What the task asks:
Every line below that has the string "JSON" needs to be copied.

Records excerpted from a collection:
▼▼▼

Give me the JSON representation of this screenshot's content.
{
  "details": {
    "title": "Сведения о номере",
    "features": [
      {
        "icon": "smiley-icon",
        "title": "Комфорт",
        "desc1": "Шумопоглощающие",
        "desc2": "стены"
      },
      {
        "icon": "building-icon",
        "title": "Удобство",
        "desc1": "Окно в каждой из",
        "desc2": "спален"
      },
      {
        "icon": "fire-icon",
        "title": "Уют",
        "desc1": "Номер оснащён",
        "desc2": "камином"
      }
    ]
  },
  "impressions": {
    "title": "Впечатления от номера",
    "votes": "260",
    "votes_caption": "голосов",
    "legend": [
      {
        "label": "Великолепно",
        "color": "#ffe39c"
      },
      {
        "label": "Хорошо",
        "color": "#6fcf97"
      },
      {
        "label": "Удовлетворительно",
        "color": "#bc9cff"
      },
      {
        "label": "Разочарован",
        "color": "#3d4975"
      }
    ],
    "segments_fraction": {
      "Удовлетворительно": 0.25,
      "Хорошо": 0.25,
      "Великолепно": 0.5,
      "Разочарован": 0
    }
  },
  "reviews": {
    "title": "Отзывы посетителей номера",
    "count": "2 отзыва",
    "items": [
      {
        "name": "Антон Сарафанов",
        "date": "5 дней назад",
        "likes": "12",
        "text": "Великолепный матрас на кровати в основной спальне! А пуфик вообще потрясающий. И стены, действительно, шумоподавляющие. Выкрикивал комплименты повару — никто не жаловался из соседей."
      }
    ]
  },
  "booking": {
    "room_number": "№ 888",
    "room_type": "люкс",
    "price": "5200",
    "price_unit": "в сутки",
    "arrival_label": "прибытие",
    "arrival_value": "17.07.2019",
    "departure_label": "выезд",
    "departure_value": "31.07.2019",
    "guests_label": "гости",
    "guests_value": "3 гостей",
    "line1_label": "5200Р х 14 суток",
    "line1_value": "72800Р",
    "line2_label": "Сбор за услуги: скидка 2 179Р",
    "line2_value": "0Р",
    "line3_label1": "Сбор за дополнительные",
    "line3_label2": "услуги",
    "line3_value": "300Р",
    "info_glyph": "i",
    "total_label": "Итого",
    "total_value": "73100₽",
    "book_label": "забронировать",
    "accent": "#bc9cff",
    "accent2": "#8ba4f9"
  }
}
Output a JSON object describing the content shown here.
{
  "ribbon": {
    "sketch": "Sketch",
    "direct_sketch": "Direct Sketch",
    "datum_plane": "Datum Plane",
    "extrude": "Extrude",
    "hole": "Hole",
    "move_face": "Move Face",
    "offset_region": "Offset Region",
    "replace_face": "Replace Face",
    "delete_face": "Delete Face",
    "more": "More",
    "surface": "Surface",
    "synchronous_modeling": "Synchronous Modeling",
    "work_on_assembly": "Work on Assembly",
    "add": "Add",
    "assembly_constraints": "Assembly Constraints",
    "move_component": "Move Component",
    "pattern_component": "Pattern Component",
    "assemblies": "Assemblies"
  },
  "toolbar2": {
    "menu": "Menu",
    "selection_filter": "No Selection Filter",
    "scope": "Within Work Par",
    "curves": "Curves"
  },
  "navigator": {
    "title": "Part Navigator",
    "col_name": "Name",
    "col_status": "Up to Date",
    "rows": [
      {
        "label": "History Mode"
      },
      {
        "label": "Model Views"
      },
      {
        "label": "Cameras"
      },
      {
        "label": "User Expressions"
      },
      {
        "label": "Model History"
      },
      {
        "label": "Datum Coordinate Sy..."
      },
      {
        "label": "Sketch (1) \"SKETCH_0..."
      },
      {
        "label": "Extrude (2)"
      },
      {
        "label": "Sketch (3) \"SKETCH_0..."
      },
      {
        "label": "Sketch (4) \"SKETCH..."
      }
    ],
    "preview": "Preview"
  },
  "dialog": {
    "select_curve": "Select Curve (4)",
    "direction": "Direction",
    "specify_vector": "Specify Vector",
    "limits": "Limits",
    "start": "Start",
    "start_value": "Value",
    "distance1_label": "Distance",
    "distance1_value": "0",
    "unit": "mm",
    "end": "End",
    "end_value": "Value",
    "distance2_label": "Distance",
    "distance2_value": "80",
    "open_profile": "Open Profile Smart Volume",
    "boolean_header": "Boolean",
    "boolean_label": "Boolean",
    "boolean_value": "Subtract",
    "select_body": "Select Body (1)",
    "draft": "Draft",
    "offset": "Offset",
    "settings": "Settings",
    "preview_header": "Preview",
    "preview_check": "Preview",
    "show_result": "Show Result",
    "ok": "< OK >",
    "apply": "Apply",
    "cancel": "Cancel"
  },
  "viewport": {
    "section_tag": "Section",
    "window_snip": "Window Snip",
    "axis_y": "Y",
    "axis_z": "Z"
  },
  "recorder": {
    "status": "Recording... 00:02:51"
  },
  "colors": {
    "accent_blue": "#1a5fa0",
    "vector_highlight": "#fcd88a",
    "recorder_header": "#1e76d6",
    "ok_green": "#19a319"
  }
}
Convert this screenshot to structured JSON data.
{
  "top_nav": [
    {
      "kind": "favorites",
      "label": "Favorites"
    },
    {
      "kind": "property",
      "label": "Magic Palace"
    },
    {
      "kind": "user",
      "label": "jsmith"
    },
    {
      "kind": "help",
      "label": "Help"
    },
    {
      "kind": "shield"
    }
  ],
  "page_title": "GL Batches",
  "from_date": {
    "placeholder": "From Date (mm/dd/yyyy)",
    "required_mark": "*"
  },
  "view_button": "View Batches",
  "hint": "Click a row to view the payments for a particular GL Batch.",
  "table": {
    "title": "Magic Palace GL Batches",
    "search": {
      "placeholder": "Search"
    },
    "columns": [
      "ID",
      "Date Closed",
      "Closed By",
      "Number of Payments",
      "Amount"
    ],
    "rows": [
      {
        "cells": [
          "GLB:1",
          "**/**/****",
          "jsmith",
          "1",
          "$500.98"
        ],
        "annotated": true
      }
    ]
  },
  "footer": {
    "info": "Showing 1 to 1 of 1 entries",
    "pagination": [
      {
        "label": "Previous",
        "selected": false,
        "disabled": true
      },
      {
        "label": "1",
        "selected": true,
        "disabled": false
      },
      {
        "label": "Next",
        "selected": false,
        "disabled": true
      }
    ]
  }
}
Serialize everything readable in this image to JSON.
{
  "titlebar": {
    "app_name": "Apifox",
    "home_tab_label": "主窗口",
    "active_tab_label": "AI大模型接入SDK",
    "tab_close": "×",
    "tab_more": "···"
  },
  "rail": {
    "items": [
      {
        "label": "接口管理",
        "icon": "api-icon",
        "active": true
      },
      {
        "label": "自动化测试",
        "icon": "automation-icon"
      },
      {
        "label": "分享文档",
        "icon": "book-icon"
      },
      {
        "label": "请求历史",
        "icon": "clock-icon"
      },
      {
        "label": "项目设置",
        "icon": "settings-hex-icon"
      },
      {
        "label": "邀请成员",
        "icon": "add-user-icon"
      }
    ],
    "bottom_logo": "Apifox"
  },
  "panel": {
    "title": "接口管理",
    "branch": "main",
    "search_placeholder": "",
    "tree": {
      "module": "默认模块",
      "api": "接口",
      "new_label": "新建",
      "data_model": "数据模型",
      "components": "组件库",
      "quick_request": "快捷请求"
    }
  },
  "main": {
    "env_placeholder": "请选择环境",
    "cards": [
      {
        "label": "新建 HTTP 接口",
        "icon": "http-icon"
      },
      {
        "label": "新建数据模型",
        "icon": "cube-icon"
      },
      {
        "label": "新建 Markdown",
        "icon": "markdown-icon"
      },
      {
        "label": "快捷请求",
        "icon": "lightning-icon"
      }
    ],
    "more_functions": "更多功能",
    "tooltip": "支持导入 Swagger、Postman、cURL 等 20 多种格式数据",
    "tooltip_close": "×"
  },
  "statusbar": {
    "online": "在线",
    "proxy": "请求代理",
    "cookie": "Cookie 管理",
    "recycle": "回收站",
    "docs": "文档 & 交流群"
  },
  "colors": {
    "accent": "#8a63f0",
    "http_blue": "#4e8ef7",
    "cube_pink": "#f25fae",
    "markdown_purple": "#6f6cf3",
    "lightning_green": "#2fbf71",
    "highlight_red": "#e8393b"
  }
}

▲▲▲

Expected answer:
Give me the JSON representation of this screenshot's content.
Output a JSON object describing the content shown here.
Convert this screenshot to structured JSON data.
Serialize everything readable in this image to JSON.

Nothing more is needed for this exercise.